After a year of free-lance marketing communications, Politsch joined forces with three Baltimore-area brothers in conceiving of Leadership Through Athletics, a non-profit youth athletic organization in Lansdowne, Maryland. Politsch guided the construction of LTA’s gymnasium that he uses as his model for Leadership Gym in his Global Anchor series — Global Anger and Blood Anger to be followed by a third book in 2016.
Politsch began his federal government employment at the USDA Farm Service Agency in August 2005. He continues today as chief of public affairs for the agency that helps farmers and ranchers with payments, loans, disaster assistance, and conservation stewardship.
He cherishes most his wife and children – Nancy, Alex, and Annie.
The Global Anchor Series
I began writing my first novel in June 2010. Think about how much has changed in the world since then. How much more will change in the years ahead of us?
My mission in writing is to entertain you, of course. But I hope I can also make you look beyond the here and now and see challenges that we must all address.

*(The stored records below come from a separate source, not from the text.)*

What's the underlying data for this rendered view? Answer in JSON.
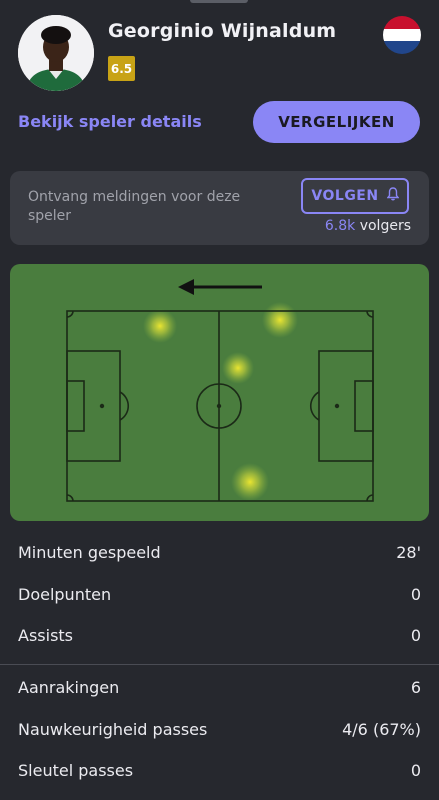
{
  "player": {
    "name": "Georginio Wijnaldum",
    "rating": "6.5",
    "country_flag": "netherlands-flag"
  },
  "actions": {
    "details_link": "Bekijk speler details",
    "compare_button": "VERGELIJKEN"
  },
  "notifications": {
    "text": "Ontvang meldingen voor deze speler",
    "follow_button": "VOLGEN",
    "followers_count": "6.8k",
    "followers_label": "volgers"
  },
  "heatmap": {
    "attack_direction": "left",
    "colors": {
      "pitch": "#4a7d3e",
      "lines": "#1b2a17",
      "heat": "#f2ea30"
    }
  },
  "stats_group_1": [
    {
      "label": "Minuten gespeeld",
      "value": "28'"
    },
    {
      "label": "Doelpunten",
      "value": "0"
    },
    {
      "label": "Assists",
      "value": "0"
    }
  ],
  "stats_group_2": [
    {
      "label": "Aanrakingen",
      "value": "6"
    },
    {
      "label": "Nauwkeurigheid passes",
      "value": "4/6 (67%)"
    },
    {
      "label": "Sleutel passes",
      "value": "0"
    }
  ],
  "colors": {
    "background": "#26282e",
    "accent": "#8a86f5",
    "rating_badge": "#c8a316",
    "card": "#393b42"
  }
}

As the world shrinks because of better communications and access, we pay closer attention to our cultural differences. Although different, we share common needs — food, shelter, and fiber for clothing. And to grow these critical necessities we need resources — land and power — including the energy to move products to market. Also, we need people committed to plant, cultivate, harvest, and transport the crops.
Another natural resource we seem to be neglecting as stewards of the Earth is fresh water. Seventy percent of the Earth’s surface is covered by water, but only about two percent of the water is fit to sustain life, except for aquatic creatures. As human population grows, the demand for fresh water increases. We need it for consumption and to nourish the food as it grows. But it is running out not only in the United States, but in other densely populated areas of the planet. Are we ready to tackle this enormous challenge?
What if somebody in a powerful position saw how vulnerable we all are and took advantage of the situation? What consequences could he inflict?
I hope you will read my Global Anchor series and share your thoughts. You can respond through Facebook, Linkedin, Twitter, or send me an email to firstname.lastname@example.org.